This article was written exclusively for Investing.com
- TerraUSD (UST) tanks
- Tether (USDT) holds, for now
- Confidence in cryptos declines
- Stable is not a guarantee
- With this asset class, be careful and expect the unexpected
The dictionary defines stable as not likely to give way or overturn—i.e. firmly fixed. In the world of cryptocurrencies, a stablecoin is pegged to a fiat currency or commodity that’s meant to anchor its value and add reliability. When they deviate from the anchoring principle, the reason for their existence disappears.
The latest crypto debacle has occurred in the stablecoin sector. The digital token asset class’s market cap peaked at over $3 trillion in November 2021, when and reached record highs. After a correction to lows in late January and price consolidation through early May 2022, the current stablecoin issue pushed the entire crypto class below the Jan. 24 lows; at the end of last week, the market cap had dropped below the $1.252 trillion level.
According to its website:
“The Terra protocol is the leading decentralized and open-source, public blockchain for algorithmic stablecoins. Using a combination of open market arbitrage incentives and decentralized Oracle voting, the Terra protocol creates stablecoins that consistently trade the price of any fiat currency.”
(UST) fulfilled its pledge to “consistently trade the price of any fiat currency” against the from November 2020 through early May 2022, when the protocol fell apart. That occurred because algorithmic stablecoins, unlike traditional stablecoins aren’t actually backed by real fiat assets but rather use complex technology to maintain their peg. As Bitcoin plunged, the technological dollar peg collapsed.
As the chart shows, UST is below the 7 cents level, one-tenth of its level at the beginning of May.

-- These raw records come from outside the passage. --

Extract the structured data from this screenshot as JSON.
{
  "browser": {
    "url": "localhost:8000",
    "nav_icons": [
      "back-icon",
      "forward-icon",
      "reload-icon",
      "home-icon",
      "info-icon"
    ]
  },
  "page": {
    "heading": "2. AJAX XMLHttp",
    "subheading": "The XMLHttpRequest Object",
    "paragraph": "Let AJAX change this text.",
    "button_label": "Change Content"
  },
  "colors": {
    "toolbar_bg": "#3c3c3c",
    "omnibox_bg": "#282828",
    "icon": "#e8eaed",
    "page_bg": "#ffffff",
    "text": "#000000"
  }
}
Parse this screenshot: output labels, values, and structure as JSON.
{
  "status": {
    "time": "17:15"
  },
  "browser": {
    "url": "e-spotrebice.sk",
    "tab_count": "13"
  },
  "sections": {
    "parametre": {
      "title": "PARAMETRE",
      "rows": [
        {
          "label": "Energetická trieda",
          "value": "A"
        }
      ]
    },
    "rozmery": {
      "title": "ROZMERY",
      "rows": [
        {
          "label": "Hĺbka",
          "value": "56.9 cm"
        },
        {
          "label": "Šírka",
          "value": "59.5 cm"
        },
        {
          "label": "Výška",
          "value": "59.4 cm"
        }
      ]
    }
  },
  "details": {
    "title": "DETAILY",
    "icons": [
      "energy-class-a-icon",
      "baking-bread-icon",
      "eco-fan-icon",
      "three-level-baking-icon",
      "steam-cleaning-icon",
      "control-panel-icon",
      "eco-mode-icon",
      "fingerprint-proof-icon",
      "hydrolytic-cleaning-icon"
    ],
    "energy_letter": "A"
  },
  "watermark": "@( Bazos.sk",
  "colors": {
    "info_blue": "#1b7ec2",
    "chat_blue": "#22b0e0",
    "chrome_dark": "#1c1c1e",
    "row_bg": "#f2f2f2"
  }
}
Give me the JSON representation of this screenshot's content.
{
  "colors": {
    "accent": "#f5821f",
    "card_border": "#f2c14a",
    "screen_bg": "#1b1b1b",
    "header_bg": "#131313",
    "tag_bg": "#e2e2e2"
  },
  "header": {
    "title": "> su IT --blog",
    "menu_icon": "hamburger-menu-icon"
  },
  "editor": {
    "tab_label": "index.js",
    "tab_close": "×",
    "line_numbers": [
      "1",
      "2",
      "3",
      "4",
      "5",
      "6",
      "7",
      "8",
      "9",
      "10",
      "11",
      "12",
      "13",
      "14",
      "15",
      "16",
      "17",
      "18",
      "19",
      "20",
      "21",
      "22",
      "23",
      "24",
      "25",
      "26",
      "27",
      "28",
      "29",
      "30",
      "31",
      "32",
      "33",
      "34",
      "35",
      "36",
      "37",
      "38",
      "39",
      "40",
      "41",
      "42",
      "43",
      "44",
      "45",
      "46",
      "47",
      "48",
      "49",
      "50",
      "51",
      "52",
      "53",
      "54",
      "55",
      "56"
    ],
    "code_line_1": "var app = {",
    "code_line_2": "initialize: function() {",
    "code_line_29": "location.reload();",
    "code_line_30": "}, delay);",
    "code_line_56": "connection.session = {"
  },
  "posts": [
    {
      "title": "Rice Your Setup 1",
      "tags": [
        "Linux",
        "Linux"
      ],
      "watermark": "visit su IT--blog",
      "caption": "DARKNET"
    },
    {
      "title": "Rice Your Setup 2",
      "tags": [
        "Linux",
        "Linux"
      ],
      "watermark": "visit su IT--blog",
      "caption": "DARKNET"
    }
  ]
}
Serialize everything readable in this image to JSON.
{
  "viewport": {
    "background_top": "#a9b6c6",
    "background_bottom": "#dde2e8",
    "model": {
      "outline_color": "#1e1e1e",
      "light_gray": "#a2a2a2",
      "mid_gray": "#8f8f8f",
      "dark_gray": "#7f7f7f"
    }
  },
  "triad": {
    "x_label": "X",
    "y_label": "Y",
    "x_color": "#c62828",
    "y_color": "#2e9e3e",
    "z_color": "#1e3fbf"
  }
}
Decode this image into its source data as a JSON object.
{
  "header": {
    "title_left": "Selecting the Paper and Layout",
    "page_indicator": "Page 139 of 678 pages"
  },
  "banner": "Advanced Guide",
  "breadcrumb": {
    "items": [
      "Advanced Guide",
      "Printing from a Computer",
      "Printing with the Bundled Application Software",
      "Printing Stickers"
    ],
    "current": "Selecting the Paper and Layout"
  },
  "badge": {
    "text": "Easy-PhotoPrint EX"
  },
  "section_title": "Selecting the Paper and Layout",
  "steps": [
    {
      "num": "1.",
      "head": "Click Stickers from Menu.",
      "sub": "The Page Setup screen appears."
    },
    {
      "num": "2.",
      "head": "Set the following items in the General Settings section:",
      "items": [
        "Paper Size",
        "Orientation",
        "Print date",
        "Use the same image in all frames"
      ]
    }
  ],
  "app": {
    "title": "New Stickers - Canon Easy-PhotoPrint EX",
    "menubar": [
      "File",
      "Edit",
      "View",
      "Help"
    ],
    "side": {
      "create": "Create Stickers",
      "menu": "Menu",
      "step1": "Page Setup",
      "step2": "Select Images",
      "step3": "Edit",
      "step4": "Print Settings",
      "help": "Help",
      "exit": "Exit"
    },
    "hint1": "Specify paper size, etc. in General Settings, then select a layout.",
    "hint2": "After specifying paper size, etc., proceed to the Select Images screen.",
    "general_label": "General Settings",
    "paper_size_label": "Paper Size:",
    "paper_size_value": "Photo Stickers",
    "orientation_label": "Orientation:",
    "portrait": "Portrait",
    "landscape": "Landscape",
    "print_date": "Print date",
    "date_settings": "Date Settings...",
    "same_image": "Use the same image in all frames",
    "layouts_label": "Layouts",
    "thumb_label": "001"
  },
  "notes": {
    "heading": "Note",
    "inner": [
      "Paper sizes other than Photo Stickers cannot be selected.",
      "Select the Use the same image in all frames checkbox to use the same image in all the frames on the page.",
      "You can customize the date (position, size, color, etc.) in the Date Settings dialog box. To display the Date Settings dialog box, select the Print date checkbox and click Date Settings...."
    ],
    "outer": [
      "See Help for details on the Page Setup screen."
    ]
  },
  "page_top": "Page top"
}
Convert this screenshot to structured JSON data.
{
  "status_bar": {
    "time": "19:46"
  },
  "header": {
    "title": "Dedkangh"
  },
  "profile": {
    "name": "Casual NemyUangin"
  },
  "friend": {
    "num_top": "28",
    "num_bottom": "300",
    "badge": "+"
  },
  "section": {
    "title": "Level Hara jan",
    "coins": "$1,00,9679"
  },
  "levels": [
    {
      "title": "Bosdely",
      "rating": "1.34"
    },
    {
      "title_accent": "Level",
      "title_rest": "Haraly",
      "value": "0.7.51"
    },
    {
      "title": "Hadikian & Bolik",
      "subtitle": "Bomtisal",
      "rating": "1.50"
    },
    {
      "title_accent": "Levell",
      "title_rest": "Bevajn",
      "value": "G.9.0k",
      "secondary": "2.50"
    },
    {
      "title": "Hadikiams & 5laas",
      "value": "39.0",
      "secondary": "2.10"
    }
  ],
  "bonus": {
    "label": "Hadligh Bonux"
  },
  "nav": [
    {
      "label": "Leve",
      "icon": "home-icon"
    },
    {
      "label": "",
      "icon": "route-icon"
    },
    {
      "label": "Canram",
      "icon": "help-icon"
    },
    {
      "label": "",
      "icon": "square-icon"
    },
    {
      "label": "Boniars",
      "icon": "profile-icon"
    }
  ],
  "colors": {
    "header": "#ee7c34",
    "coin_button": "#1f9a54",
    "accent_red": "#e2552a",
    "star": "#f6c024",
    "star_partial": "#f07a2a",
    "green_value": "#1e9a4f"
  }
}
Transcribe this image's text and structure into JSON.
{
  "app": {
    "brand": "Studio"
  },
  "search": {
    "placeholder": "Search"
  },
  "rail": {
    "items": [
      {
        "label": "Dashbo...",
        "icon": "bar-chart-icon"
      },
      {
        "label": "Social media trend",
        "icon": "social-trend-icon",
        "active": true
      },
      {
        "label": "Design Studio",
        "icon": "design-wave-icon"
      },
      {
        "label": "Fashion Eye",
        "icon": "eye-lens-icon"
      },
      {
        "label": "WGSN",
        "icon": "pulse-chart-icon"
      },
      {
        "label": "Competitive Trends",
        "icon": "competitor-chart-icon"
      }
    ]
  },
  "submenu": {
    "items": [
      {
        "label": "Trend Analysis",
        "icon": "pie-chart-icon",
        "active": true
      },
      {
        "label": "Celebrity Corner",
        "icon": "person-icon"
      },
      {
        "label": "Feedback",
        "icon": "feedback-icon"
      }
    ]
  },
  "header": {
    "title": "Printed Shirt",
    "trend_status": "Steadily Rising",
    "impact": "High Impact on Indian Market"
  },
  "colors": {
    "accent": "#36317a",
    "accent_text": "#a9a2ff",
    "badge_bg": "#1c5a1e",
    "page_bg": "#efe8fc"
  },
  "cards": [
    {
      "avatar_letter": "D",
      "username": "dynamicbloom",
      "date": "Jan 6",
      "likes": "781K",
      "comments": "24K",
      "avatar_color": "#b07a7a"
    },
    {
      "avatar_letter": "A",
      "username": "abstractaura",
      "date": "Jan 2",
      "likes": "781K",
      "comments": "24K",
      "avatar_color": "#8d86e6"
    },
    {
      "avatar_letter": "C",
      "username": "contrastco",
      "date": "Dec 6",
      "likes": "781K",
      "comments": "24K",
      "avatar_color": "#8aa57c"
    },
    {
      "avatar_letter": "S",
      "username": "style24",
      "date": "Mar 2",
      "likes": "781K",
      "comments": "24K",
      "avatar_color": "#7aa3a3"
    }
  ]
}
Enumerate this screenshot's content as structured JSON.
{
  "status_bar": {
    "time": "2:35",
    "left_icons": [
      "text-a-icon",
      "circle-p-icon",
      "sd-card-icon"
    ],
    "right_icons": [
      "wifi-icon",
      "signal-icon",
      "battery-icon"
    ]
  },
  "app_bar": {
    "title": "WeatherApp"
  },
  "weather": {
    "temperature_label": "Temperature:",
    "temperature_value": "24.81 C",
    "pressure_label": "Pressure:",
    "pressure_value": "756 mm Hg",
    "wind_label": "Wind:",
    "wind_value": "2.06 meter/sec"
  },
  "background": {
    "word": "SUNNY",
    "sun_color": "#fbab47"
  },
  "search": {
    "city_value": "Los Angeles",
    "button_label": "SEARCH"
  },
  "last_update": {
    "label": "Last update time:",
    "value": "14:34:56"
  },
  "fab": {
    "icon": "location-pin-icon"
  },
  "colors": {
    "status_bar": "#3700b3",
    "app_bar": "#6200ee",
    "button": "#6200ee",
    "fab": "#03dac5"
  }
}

Mike Novogratz, the founder and CEO of crypto investing firm Galaxy Digital, and an investor in Terra and , another crypto that crashed from over $100 to under one penny per token, said a combination of central banks “unwinding a massive liquidity bubble” put too much pressure on Terra to deliver high-interest returns on users’ holdings.
“The downward pressure on reserve assets coupled with UST withdrawals triggered a stress scenario akin to a ‘run on the bank.’”
In early January 2022, Novogratz tweeted a picture that symbolized his commitment to LUNA.
He recently commented, “My tattoo will be a constant reminder that venture investing requires humility.”
Tether holds, for now
’s (USDT) website states:
“Tether tokens are the most widely adopted stablecoins, having pioneered the concept in the digital token space.”
As of this writing, the USDT token has lived up to its pledge and has maintained its value against the US dollar.
At the time of publication, USDT is the third-leading cryptocurrency behind Bitcoin and Ethereum. At 99.96 cents per token, USDT had an over $73 billion market cap and has held its value in the face of the UST meltdown.
Confidence in cryptos declines
The UST crash shook investor confidence in stablecoins along with the overall cryptocurrency asset class.
The chart shows Bitcoin fell to its latest low of $25,919.52 on May 12, its lowest level since late 2020. A falling stock market, higher interest rates, and the Terra debacle put downward pressure on the leading crypto.
Ethereum fell to $1721.474 on May 12, its lowest price since June 2021. Many other of the over 19,500 cryptocurrencies fell as well, as the stablecoin became unstable.
Stable is not a guarantee
Some market participants believed that tokens like USDT and even UST are the same as holding US dollars. They were lulled into a false sense of security after years of trading at parity to the US dollar, fulfilling their pledge as “stablecoins.”
Yet, many, like Mike Novogratz, learned an expensive lesson: dollars are dollars, while stablecoins are not. The term “stablecoin” does not, in fact, guarantee reliable, solid performance against the pegged asset.
With this asset class, be careful and expect the unexpected
Cryptocurrencies and stablecoins remain a burgeoning asset class, with many opportunities and commensurate risks. Digital yuan, dollars, euros, and other government-sponsored currencies are on the horizon. They will be the true stablecoins as governments use those tools to provide the durability that supports trade, monetary, and fiscal policy goals and agendas.
The risk surrounding independent stablecoins will, however, remain high. As developers peg the tokens to fiat currencies, their upside is limited. But, as the market discovered with USDT, downside exposure was unlimited.
Only invest capital you are willing to lose in the cryptocurrency asset class as the potential for substantial rewards comes with significant pervasive risks.
As of Dec. 31, 2021, Mike Novogratz’s Galaxy held over $400 million in LUNA. The token that once sold for over $100 and is now worth under one penny inflicted a projected $300 million loss for Galaxy and pushed its equity 12% lower to $2.2 billion, an expensive lesson that all crypto investors and speculators should note.